There is a distinct change in the market. The Lads mag sector saw declines form the mid 90’s but the launch of Zoo and Nuts heaved it back to respectable levels only for these 2 weeklies to see month on month declines that continue to this day. Zoo loses around 20% year on year and the latest figures from Nuts show circulation declines of around 17%
Its fair to say that men don’t want to be seen as the beer swilling, breast obsessed lads of the 90’s. Instead, the success of Men’s Health (constant circulation growth reaching a current high of 245,754) and Men’s Fitness alongside the success of other ‘health’ titles such as Triathlon World demonstrates the desires of the new age man.
Shortlist and Sport have been game changers and soak up the mass market with their free distributed titles but this hasn’t stopped Esquire and QG holding onto their circulation which remains heavy ABC1 focused.
It would appear that the way forward is either via free titles or luxury, niche offerings that are more engaging and relevant to the today’s man. Port is a new launch with a cover price of £6 and is highly targeted towards AB men. A quiet launch was undertaken but the publishers will be pleased by its early success.

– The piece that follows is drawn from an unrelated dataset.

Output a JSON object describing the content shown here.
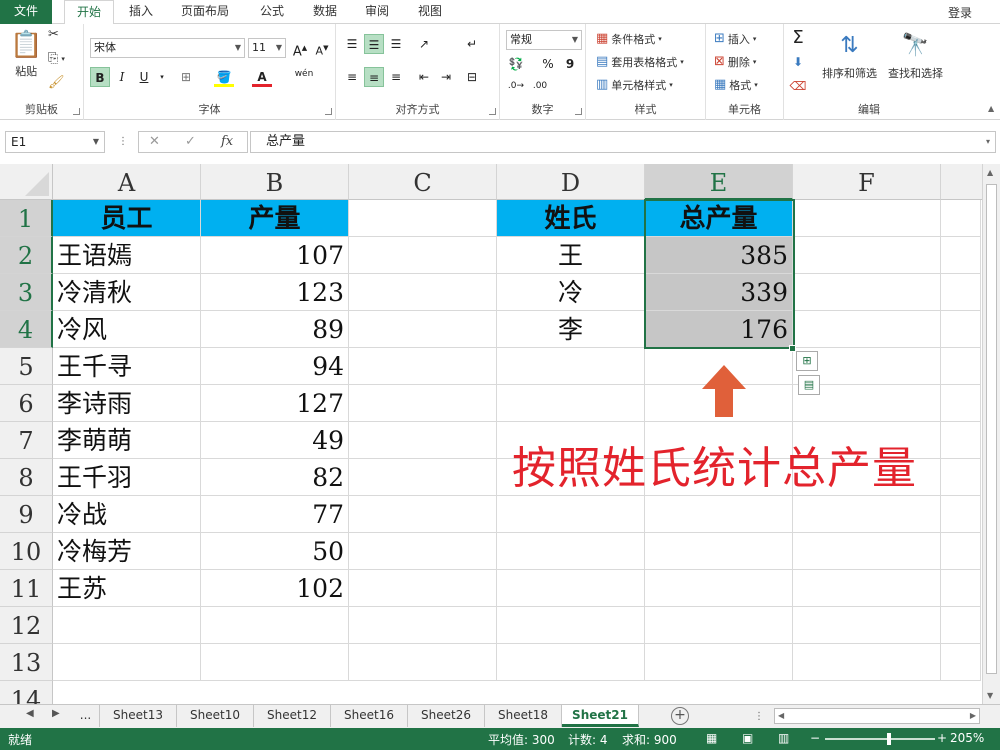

It will be interesting to see how the bigger publishers react to the changing landscape and just how long they persist with the declining titles. Bauer are set to launch Gaz7etta shortly and it will be interesting to see if this can be a sustainable addition to the group.